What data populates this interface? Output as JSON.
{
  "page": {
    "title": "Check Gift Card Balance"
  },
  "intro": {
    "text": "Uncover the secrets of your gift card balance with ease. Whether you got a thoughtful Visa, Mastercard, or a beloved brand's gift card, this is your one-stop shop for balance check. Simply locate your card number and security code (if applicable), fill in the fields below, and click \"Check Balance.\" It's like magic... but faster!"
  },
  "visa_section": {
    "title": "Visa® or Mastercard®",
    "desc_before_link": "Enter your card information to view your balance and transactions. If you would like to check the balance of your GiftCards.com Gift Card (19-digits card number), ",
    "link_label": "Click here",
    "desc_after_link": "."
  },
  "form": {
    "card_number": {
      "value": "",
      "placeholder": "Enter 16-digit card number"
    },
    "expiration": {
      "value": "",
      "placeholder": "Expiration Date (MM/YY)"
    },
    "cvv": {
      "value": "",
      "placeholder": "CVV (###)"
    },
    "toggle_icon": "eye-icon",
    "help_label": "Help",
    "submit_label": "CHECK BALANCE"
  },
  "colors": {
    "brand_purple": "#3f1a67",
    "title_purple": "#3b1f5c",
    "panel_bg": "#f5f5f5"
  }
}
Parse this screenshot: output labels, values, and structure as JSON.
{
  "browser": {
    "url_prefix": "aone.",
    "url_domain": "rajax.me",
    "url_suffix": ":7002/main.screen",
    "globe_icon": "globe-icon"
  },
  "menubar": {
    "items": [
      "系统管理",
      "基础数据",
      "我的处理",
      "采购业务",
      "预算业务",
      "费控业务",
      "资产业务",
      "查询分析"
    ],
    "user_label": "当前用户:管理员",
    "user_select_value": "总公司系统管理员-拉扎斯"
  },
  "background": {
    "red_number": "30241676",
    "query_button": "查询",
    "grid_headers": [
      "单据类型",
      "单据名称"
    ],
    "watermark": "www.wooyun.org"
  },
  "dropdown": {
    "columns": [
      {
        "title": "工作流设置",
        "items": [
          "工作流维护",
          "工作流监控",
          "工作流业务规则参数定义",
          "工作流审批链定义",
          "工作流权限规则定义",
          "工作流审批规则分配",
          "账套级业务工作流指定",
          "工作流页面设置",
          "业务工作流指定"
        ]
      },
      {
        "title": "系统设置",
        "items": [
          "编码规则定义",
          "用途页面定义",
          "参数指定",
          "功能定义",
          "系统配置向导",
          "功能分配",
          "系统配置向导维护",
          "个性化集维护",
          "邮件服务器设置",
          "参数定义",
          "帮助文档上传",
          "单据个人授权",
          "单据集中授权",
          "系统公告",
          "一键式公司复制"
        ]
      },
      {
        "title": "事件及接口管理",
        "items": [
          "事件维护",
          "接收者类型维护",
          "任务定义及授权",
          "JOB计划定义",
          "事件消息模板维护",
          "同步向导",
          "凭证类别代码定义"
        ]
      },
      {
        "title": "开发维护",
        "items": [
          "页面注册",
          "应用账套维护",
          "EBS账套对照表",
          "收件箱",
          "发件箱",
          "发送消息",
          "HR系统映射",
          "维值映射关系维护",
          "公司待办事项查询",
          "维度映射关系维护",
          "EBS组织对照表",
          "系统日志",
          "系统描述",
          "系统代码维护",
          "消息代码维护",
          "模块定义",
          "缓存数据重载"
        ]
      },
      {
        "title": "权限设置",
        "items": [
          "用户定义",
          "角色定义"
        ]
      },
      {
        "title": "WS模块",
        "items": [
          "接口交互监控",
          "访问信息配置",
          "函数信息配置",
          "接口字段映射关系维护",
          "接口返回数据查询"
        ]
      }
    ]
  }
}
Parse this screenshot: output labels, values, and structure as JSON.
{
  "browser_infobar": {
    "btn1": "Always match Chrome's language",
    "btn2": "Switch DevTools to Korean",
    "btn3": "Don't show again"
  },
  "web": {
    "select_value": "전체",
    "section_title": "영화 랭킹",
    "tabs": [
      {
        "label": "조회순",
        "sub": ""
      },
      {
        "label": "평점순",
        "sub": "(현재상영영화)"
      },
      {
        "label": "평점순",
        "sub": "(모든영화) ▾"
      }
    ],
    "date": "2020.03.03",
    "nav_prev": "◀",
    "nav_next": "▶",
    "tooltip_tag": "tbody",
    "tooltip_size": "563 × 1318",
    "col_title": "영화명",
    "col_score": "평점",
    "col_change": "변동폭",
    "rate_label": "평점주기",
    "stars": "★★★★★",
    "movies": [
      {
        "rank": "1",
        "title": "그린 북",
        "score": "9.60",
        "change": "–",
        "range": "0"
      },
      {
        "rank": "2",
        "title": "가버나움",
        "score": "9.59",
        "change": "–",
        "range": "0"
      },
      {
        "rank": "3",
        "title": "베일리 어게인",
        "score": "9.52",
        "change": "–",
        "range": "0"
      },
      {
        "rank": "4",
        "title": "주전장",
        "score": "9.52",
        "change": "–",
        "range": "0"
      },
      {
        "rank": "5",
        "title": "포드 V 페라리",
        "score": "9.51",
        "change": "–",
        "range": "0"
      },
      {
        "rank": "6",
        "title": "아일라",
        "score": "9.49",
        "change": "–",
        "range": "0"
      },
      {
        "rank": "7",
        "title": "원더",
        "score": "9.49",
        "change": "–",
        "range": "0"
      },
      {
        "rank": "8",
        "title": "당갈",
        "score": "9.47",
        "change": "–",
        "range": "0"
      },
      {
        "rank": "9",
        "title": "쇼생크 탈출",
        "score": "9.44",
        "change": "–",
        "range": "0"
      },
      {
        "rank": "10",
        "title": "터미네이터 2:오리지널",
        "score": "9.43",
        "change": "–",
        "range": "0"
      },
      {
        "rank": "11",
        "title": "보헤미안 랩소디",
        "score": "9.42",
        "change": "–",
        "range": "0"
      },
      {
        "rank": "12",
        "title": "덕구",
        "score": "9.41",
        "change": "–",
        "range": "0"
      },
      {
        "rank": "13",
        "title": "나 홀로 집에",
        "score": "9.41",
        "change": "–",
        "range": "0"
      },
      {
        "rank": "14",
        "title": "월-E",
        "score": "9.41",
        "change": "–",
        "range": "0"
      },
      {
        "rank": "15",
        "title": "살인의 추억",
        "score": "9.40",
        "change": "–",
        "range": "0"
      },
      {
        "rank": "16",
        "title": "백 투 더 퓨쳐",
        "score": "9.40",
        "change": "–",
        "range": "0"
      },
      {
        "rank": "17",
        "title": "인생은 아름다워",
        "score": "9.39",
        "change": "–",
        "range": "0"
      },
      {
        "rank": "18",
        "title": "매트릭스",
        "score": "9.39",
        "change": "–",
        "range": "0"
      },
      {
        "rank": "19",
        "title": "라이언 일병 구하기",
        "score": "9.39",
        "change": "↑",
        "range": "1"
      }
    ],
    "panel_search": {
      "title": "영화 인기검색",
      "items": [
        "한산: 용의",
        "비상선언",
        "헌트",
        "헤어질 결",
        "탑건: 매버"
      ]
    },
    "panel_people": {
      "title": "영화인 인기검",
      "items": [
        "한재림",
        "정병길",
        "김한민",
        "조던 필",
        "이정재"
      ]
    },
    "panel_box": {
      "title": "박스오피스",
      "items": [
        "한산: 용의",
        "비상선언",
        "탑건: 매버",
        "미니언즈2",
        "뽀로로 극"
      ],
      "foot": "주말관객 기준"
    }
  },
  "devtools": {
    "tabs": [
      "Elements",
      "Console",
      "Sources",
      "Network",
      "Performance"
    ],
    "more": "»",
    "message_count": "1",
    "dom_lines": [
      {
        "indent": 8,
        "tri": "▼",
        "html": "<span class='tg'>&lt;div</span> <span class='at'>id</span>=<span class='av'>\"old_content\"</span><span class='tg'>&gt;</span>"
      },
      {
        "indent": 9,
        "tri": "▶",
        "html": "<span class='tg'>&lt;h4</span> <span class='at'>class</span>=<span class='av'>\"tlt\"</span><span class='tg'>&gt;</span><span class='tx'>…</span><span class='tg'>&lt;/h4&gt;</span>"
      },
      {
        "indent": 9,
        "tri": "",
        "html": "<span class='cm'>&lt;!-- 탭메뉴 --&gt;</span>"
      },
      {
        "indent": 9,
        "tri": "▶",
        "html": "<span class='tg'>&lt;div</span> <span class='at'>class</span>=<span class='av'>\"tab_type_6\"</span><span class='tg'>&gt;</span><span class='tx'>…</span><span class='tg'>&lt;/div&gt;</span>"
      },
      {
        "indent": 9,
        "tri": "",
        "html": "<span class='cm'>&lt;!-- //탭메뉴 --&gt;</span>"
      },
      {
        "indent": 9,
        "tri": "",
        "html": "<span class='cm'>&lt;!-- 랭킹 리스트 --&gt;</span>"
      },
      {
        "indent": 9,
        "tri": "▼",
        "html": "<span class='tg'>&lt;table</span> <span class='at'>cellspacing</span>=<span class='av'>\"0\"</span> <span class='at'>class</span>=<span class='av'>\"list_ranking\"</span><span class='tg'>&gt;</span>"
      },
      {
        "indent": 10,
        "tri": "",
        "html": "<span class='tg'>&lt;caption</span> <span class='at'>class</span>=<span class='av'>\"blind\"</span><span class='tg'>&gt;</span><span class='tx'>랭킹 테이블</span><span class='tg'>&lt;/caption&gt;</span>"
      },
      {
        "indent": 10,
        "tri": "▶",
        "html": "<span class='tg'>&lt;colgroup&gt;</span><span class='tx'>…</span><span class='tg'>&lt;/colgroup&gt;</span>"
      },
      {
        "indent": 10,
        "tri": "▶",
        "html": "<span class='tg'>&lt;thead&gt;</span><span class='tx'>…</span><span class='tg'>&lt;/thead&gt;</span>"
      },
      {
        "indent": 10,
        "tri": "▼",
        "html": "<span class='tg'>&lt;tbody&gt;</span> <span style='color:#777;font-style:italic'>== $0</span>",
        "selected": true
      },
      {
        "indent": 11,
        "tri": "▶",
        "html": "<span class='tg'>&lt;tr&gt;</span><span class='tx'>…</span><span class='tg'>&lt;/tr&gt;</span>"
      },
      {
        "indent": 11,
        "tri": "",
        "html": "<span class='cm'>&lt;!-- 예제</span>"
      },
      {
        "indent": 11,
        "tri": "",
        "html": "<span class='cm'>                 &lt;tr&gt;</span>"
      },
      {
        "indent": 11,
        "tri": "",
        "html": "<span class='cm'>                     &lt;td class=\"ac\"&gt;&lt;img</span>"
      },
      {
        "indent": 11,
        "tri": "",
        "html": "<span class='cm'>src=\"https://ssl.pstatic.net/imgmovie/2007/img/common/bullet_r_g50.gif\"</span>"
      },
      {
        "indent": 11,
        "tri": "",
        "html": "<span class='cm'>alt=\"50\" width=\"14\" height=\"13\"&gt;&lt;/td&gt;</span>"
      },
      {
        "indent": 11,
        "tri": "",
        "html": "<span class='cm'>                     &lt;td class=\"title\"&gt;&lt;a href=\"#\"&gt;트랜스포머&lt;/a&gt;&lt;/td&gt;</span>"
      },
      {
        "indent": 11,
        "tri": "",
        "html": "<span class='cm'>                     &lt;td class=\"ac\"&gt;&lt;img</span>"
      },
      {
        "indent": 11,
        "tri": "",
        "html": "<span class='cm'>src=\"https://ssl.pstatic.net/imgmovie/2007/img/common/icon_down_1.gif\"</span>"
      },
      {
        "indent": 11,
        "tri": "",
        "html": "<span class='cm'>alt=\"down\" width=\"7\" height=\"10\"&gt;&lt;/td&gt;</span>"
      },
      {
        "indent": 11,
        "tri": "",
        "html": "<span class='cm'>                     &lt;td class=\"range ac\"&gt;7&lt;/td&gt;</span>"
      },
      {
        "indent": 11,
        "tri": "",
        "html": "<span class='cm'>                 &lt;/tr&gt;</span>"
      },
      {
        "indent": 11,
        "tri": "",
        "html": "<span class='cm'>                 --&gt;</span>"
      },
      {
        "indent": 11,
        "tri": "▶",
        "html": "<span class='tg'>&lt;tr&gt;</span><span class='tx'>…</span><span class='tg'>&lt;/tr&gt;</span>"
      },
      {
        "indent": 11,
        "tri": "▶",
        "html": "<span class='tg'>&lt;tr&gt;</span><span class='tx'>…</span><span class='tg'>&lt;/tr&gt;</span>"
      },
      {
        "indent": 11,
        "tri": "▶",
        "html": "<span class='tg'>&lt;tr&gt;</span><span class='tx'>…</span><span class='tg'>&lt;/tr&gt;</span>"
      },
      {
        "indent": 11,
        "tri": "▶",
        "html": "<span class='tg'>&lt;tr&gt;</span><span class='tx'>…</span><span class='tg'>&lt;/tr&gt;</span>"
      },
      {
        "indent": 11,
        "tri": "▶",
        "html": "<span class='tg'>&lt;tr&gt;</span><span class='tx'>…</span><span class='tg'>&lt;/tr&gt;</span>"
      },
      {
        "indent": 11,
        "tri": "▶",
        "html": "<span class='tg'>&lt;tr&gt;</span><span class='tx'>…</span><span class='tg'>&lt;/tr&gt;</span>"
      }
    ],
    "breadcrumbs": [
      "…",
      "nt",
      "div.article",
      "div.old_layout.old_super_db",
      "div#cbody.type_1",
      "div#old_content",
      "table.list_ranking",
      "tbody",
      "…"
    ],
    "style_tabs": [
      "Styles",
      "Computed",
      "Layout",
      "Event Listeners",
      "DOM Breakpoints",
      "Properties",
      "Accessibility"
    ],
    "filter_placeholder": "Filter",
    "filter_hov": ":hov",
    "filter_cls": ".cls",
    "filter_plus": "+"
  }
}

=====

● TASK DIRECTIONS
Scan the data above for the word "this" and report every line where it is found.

● EXERCISE RESPONSE
What data populates this interface? Output as JSON.
    "text": "Uncover the secrets of your gift card balance with ease. Whether you got a thoughtful Visa, Mastercard, or a beloved brand's gift card, this is your one-stop shop for balance check. Simply locate your card number and security code (if applicable), fill in the fields below, and click \"Check Balance.\" It's like magic... but faster!"
Parse this screenshot: output labels, values, and structure as JSON.
Parse this screenshot: output labels, values, and structure as JSON.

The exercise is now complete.